McKinstry departs after his coaching masterpiece. In 2012, he led an expected march to the 4A title, greatly aided by Josh Scott, one of the most gifted players in state history.
This season was different. The Rangers boasted Justin Smith and Jordan Scott, the state's best big-man tandem, but the supporting cast looked confused in the season's opening weeks. For much of the season, the defending state champs ranked as the third-best team in greater Colorado Springs behind Sand Creek and Wasson.
McKinstry kept pushing, kept believing, and his players grew into their coach's faith. The supporting cast grew up, and L-P slipped past Wasson in the state semis before devouring Valor Christian in the final. After the final buzzer against Valor, McKinstry embraced his top assistant and close friend, Bill Benton.
Late Monday night, Benton talked in an emotional voice about his new opportunity. He's the new L-P coach.
"This is kind of rough," Benton said. "We had dinner every afternoon before games, and I'll always remember all the laughing. I'm going to miss that part, but the other half is this is an amazing opportunity for me to step in."
Benton is right. This is kind of rough. McKinstry was completely devoted to high school coaching. He's a proud Colorado native who has attended the state tournament for nearly his entire life.
He had a simple goal:
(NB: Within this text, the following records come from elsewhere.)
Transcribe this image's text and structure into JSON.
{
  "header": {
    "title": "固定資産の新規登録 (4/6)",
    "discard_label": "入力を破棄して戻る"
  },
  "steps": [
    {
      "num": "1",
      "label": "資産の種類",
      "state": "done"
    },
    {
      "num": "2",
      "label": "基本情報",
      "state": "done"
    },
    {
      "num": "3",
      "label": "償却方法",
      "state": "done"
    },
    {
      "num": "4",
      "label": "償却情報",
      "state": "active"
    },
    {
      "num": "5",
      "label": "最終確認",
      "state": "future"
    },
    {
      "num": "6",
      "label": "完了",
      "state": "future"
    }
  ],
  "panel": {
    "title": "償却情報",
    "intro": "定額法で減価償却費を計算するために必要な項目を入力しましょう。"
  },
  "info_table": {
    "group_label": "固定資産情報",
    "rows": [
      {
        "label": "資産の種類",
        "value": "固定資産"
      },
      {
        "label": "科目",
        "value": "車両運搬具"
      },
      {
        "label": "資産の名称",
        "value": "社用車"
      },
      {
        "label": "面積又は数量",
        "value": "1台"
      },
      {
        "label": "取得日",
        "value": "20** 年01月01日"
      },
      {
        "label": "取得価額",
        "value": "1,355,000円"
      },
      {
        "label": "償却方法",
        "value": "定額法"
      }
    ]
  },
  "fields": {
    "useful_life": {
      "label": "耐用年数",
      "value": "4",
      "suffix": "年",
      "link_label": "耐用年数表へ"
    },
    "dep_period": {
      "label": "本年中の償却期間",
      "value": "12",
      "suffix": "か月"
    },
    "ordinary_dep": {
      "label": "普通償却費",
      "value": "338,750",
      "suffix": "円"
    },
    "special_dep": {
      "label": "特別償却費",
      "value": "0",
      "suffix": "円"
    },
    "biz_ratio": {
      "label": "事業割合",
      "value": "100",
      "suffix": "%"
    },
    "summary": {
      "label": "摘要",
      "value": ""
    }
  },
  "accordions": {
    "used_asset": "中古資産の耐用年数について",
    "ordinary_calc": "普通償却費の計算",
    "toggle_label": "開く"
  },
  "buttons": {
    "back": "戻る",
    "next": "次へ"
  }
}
He wanted to rule his home state.
And just before he rode into the sunset, that's exactly what he did.